Abstract: Background: Proprioception may be defined as a specialised sensory modality that gives information about joint position sense (JPS), kinaesthesia and vibratory perception. Vibratory Perception Threshold (VPT) testing has been suggested as an alternative means for assessing proprioception at the knee, as it is believed to travel through the same type of large afferent nerve fibres as JPS. Methods: This study examines the strength of relationship between vibration sense and JPS at the knee in healthy participants and determines the minimum number of trials required for each method to attain constant stable data. Stability was determined by 3 consecutive cumulative standard…deviations varying less than 5%. Twenty healthy adults (11 females, 9 males) were tested for VPT at five lower limb positions and JPS at two angles of knee flexion (20° and 60°) using Active Angle Reproduction (AAR). Results: Results showed no significant correlations between VPT and JPS, suggesting the two modalities measure different facets of proprioception. VPT (at all 5 sites) and AAR 20° required 4 repetitions to attain data stability, whereas AAR 60° required five repetitions. There were significant differences (p<0.005) between the five sites tested for VPT with increasing thresholds at more proximal sites. No significant differences were seen between the two angles tested for JPS. Conclusions: The two testing modalities are not interchangeable when testing proprioception, requiring at least 4 repetitions to attain consistent stable data. These findings have implications for clinicians and researchers, encouraging the use of broader proprioceptive assessments and increased repetitions.
Keywords: Vibratory Sensation, Joint Position Sense, Proprioception, biothesiometer, knee
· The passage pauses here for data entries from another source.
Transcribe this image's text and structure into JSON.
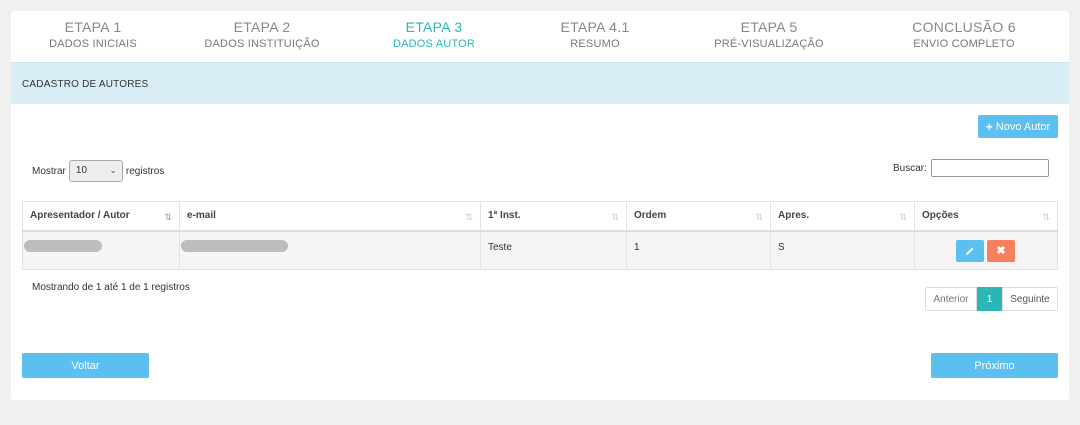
{
  "steps": [
    {
      "title": "ETAPA 1",
      "subtitle": "DADOS INICIAIS"
    },
    {
      "title": "ETAPA 2",
      "subtitle": "DADOS INSTITUIÇÃO"
    },
    {
      "title": "ETAPA 3",
      "subtitle": "DADOS AUTOR"
    },
    {
      "title": "ETAPA 4.1",
      "subtitle": "RESUMO"
    },
    {
      "title": "ETAPA 5",
      "subtitle": "PRÉ-VISUALIZAÇÃO"
    },
    {
      "title": "CONCLUSÃO 6",
      "subtitle": "ENVIO COMPLETO"
    }
  ],
  "active_step": "ETAPA 3",
  "panel": {
    "title": "CADASTRO DE AUTORES"
  },
  "toolbar": {
    "new_author_label": "Novo Autor"
  },
  "length": {
    "prefix": "Mostrar",
    "value": "10",
    "suffix": "registros"
  },
  "search": {
    "label": "Buscar:",
    "value": ""
  },
  "table": {
    "columns": [
      "Apresentador / Autor",
      "e-mail",
      "1ª Inst.",
      "Ordem",
      "Apres.",
      "Opções"
    ],
    "rows": [
      {
        "author": "",
        "email": "",
        "inst": "Teste",
        "order": "1",
        "apres": "S"
      }
    ]
  },
  "info": "Mostrando de 1 até 1 de 1 registros",
  "pagination": {
    "prev": "Anterior",
    "current": "1",
    "next": "Seguinte"
  },
  "nav": {
    "back": "Voltar",
    "next": "Próximo"
  },
  "colors": {
    "accent": "#2bb5b5",
    "button": "#5bc0f0",
    "danger": "#f5805e",
    "panel_bg": "#d9edf7"
  }
}
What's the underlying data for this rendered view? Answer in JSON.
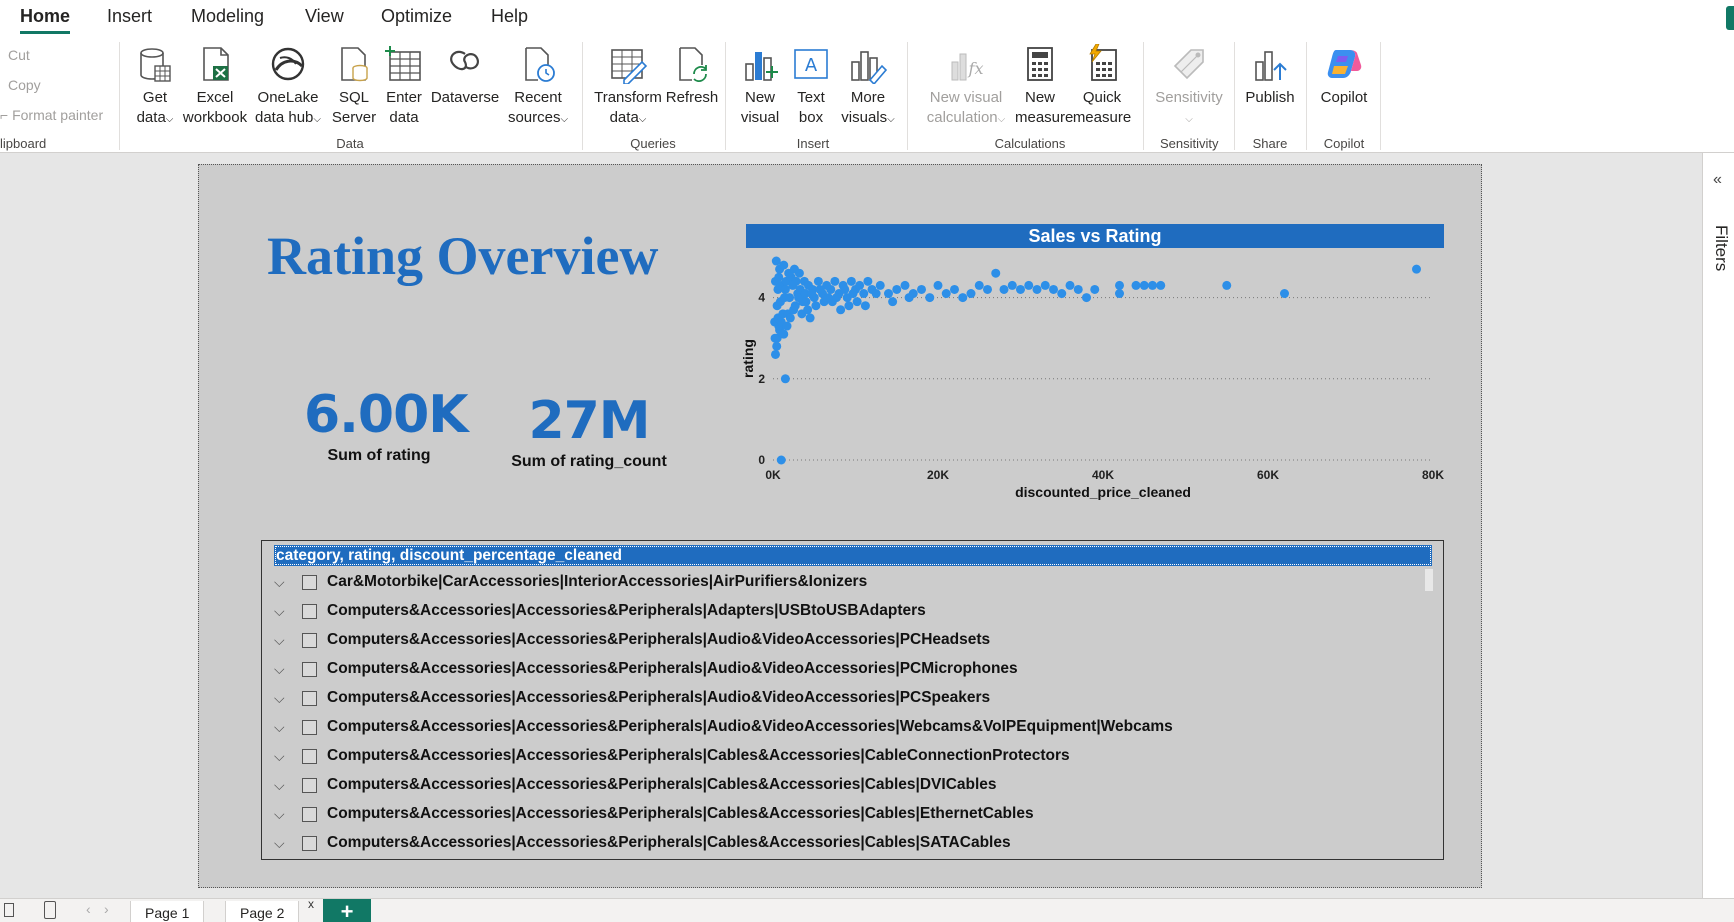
{
  "tabs": [
    "Home",
    "Insert",
    "Modeling",
    "View",
    "Optimize",
    "Help"
  ],
  "clipboard": {
    "cut": "Cut",
    "copy": "Copy",
    "format_painter": "Format painter",
    "group": "lipboard"
  },
  "ribbon": {
    "get_data": [
      "Get",
      "data"
    ],
    "excel": [
      "Excel",
      "workbook"
    ],
    "onelake": [
      "OneLake",
      "data hub"
    ],
    "sql": [
      "SQL",
      "Server"
    ],
    "enter": [
      "Enter",
      "data"
    ],
    "dataverse": "Dataverse",
    "recent": [
      "Recent",
      "sources"
    ],
    "transform": [
      "Transform",
      "data"
    ],
    "refresh": "Refresh",
    "new_visual": [
      "New",
      "visual"
    ],
    "text_box": [
      "Text",
      "box"
    ],
    "more_visuals": [
      "More",
      "visuals"
    ],
    "new_visual_calc": [
      "New visual",
      "calculation"
    ],
    "new_measure": [
      "New",
      "measure"
    ],
    "quick_measure": [
      "Quick",
      "measure"
    ],
    "sensitivity": "Sensitivity",
    "publish": "Publish",
    "copilot": "Copilot"
  },
  "groups": {
    "data": "Data",
    "queries": "Queries",
    "insert": "Insert",
    "calculations": "Calculations",
    "sensitivity": "Sensitivity",
    "share": "Share",
    "copilot": "Copilot"
  },
  "report": {
    "title": "Rating Overview",
    "card1": {
      "value": "6.00K",
      "label": "Sum of rating"
    },
    "card2": {
      "value": "27M",
      "label": "Sum of rating_count"
    }
  },
  "chart_data": {
    "type": "scatter",
    "title": "Sales vs Rating",
    "xlabel": "discounted_price_cleaned",
    "ylabel": "rating",
    "xlim": [
      0,
      80000
    ],
    "ylim": [
      0,
      5
    ],
    "x_ticks": [
      "0K",
      "20K",
      "40K",
      "60K",
      "80K"
    ],
    "y_ticks": [
      "0",
      "2",
      "4"
    ],
    "grid": true,
    "color": "#2d8fe8",
    "points": [
      [
        1000,
        0
      ],
      [
        1500,
        2.0
      ],
      [
        300,
        2.6
      ],
      [
        500,
        3.0
      ],
      [
        800,
        3.2
      ],
      [
        200,
        3.4
      ],
      [
        600,
        3.5
      ],
      [
        1200,
        3.6
      ],
      [
        1800,
        3.6
      ],
      [
        2500,
        3.7
      ],
      [
        3500,
        3.6
      ],
      [
        4500,
        3.5
      ],
      [
        500,
        3.8
      ],
      [
        900,
        3.9
      ],
      [
        1400,
        4.0
      ],
      [
        2000,
        4.0
      ],
      [
        3000,
        4.1
      ],
      [
        4000,
        3.9
      ],
      [
        5000,
        4.0
      ],
      [
        6000,
        4.1
      ],
      [
        7000,
        4.2
      ],
      [
        8000,
        4.1
      ],
      [
        9000,
        4.0
      ],
      [
        10000,
        4.2
      ],
      [
        11000,
        4.1
      ],
      [
        12000,
        4.2
      ],
      [
        13000,
        4.3
      ],
      [
        14000,
        4.1
      ],
      [
        15000,
        4.2
      ],
      [
        16000,
        4.3
      ],
      [
        17000,
        4.1
      ],
      [
        18000,
        4.2
      ],
      [
        19000,
        4.0
      ],
      [
        20000,
        4.3
      ],
      [
        21000,
        4.1
      ],
      [
        22000,
        4.2
      ],
      [
        23000,
        4.0
      ],
      [
        24000,
        4.1
      ],
      [
        25000,
        4.3
      ],
      [
        26000,
        4.2
      ],
      [
        27000,
        4.6
      ],
      [
        28000,
        4.2
      ],
      [
        29000,
        4.3
      ],
      [
        30000,
        4.2
      ],
      [
        31000,
        4.3
      ],
      [
        32000,
        4.2
      ],
      [
        33000,
        4.3
      ],
      [
        34000,
        4.2
      ],
      [
        35000,
        4.1
      ],
      [
        36000,
        4.3
      ],
      [
        37000,
        4.2
      ],
      [
        38000,
        4.0
      ],
      [
        39000,
        4.2
      ],
      [
        42000,
        4.3
      ],
      [
        42000,
        4.1
      ],
      [
        44000,
        4.3
      ],
      [
        45000,
        4.3
      ],
      [
        46000,
        4.3
      ],
      [
        47000,
        4.3
      ],
      [
        55000,
        4.3
      ],
      [
        62000,
        4.1
      ],
      [
        78000,
        4.7
      ],
      [
        300,
        4.4
      ],
      [
        700,
        4.5
      ],
      [
        1100,
        4.3
      ],
      [
        1600,
        4.4
      ],
      [
        2200,
        4.5
      ],
      [
        2800,
        4.4
      ],
      [
        3300,
        4.2
      ],
      [
        3800,
        4.4
      ],
      [
        4300,
        4.3
      ],
      [
        4800,
        4.2
      ],
      [
        5500,
        4.4
      ],
      [
        6500,
        4.3
      ],
      [
        7500,
        4.4
      ],
      [
        8500,
        4.3
      ],
      [
        9500,
        4.4
      ],
      [
        10500,
        4.3
      ],
      [
        11500,
        4.4
      ],
      [
        12500,
        4.1
      ],
      [
        400,
        4.9
      ],
      [
        800,
        4.7
      ],
      [
        1300,
        4.8
      ],
      [
        1900,
        4.6
      ],
      [
        2600,
        4.7
      ],
      [
        3200,
        4.6
      ],
      [
        250,
        3.0
      ],
      [
        450,
        2.8
      ],
      [
        700,
        3.3
      ],
      [
        1000,
        3.4
      ],
      [
        1300,
        3.1
      ],
      [
        1700,
        3.3
      ],
      [
        2100,
        3.5
      ],
      [
        2700,
        3.8
      ],
      [
        3600,
        3.9
      ],
      [
        4200,
        3.7
      ],
      [
        5200,
        3.8
      ],
      [
        6200,
        3.9
      ],
      [
        7200,
        3.9
      ],
      [
        8200,
        3.7
      ],
      [
        9200,
        3.8
      ],
      [
        10200,
        3.9
      ],
      [
        11200,
        3.8
      ],
      [
        14500,
        3.9
      ],
      [
        16500,
        4.0
      ],
      [
        600,
        4.2
      ],
      [
        1500,
        4.2
      ],
      [
        2400,
        4.3
      ],
      [
        3100,
        4.0
      ],
      [
        3900,
        4.1
      ],
      [
        4700,
        4.1
      ],
      [
        5700,
        4.2
      ],
      [
        6700,
        4.0
      ],
      [
        7700,
        4.0
      ],
      [
        8700,
        4.2
      ],
      [
        9700,
        4.1
      ]
    ]
  },
  "slicer": {
    "header": "category, rating, discount_percentage_cleaned",
    "items": [
      "Car&Motorbike|CarAccessories|InteriorAccessories|AirPurifiers&Ionizers",
      "Computers&Accessories|Accessories&Peripherals|Adapters|USBtoUSBAdapters",
      "Computers&Accessories|Accessories&Peripherals|Audio&VideoAccessories|PCHeadsets",
      "Computers&Accessories|Accessories&Peripherals|Audio&VideoAccessories|PCMicrophones",
      "Computers&Accessories|Accessories&Peripherals|Audio&VideoAccessories|PCSpeakers",
      "Computers&Accessories|Accessories&Peripherals|Audio&VideoAccessories|Webcams&VoIPEquipment|Webcams",
      "Computers&Accessories|Accessories&Peripherals|Cables&Accessories|CableConnectionProtectors",
      "Computers&Accessories|Accessories&Peripherals|Cables&Accessories|Cables|DVICables",
      "Computers&Accessories|Accessories&Peripherals|Cables&Accessories|Cables|EthernetCables",
      "Computers&Accessories|Accessories&Peripherals|Cables&Accessories|Cables|SATACables"
    ]
  },
  "right_pane": {
    "filters": "Filters"
  },
  "pages": [
    "Page 1",
    "Page 2"
  ],
  "add_page": "+"
}
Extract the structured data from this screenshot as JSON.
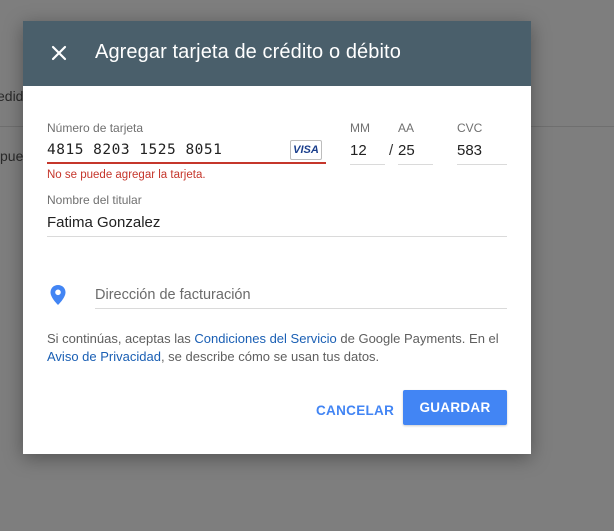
{
  "background": {
    "text_top": "edid",
    "text_mid": "pue"
  },
  "dialog": {
    "title": "Agregar tarjeta de crédito o débito",
    "close_icon": "close-icon"
  },
  "card_number": {
    "label": "Número de tarjeta",
    "value": "4815 8203 1525 8051",
    "brand": "VISA",
    "error": "No se puede agregar la tarjeta."
  },
  "expiry": {
    "mm_label": "MM",
    "mm_value": "12",
    "separator": "/",
    "aa_label": "AA",
    "aa_value": "25"
  },
  "cvc": {
    "label": "CVC",
    "value": "583"
  },
  "holder": {
    "label": "Nombre del titular",
    "value": "Fatima Gonzalez"
  },
  "billing": {
    "icon": "location-pin-icon",
    "placeholder": "Dirección de facturación"
  },
  "legal": {
    "part1": "Si continúas, aceptas las ",
    "link1": "Condiciones del Servicio",
    "part2": " de Google Payments. En el ",
    "link2": "Aviso de Privacidad",
    "part3": ", se describe cómo se usan tus datos."
  },
  "actions": {
    "cancel": "CANCELAR",
    "save": "GUARDAR"
  },
  "colors": {
    "header": "#4a5f6b",
    "accent": "#4285f4",
    "error": "#c5362b",
    "link": "#1a5fb4"
  }
}
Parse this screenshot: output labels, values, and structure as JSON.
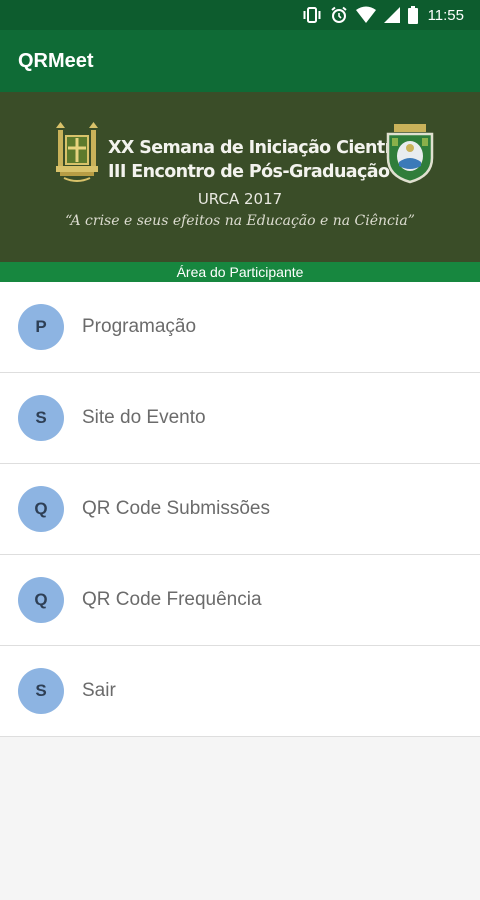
{
  "status_bar": {
    "time": "11:55",
    "icons": [
      "vibrate-icon",
      "alarm-icon",
      "wifi-icon",
      "signal-icon",
      "battery-icon"
    ]
  },
  "app_bar": {
    "title": "QRMeet"
  },
  "banner": {
    "title_line1": "XX Semana de Iniciação Científica",
    "title_line2": "III Encontro de Pós-Graduação",
    "edition": "URCA 2017",
    "motto": "“A crise e seus efeitos na Educação e na Ciência”",
    "left_logo": "university-crest-icon",
    "right_logo": "state-coat-of-arms-icon"
  },
  "section_strip": {
    "label": "Área do Participante"
  },
  "menu": {
    "items": [
      {
        "initial": "P",
        "label": "Programação"
      },
      {
        "initial": "S",
        "label": "Site do Evento"
      },
      {
        "initial": "Q",
        "label": "QR Code Submissões"
      },
      {
        "initial": "Q",
        "label": "QR Code Frequência"
      },
      {
        "initial": "S",
        "label": "Sair"
      }
    ]
  },
  "colors": {
    "status_bar": "#0d5c2e",
    "app_bar": "#0f6b36",
    "banner_bg": "#3a4d28",
    "section_strip": "#17873f",
    "avatar_bg": "#8db4e2",
    "avatar_text": "#2e3f55",
    "item_text": "#6b6b6b"
  }
}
Abstract: The aim of this review is to present some of the emerging evidence concerning the application of Neuromuscular Electrical Stimulation (NMES) in knee rehabilitation and offer theoretical justification as to the efficacy of this novel treatment approach. Over the past two decades, numerous researchers have investigated the concept of electrical stimulation as a modality to prevent or retard disuse muscle atrophy associated with knee injury and pathology. Indeed a growing body of evidence would suggest that NMES offers a highly effective adjunctive therapy that can increase muscle strength, improve function and ultimately enhance patient outcomes. The primary muscle group stimulated…has been the quadriceps femoris. Key topics that will be discussed will be the role of electrical stimulation in addressing arthrogenic muscle inhibition, the training load provided by electrical stimulation, the limitations of this training technique, the evidence for application of electrical stimulation in specific knee conditions and the overall clinical implications of this treatment approach. This review will identify the research literature on these topics, presenting some critical treatment requirements and suggested clinical implications for optimum treatment application.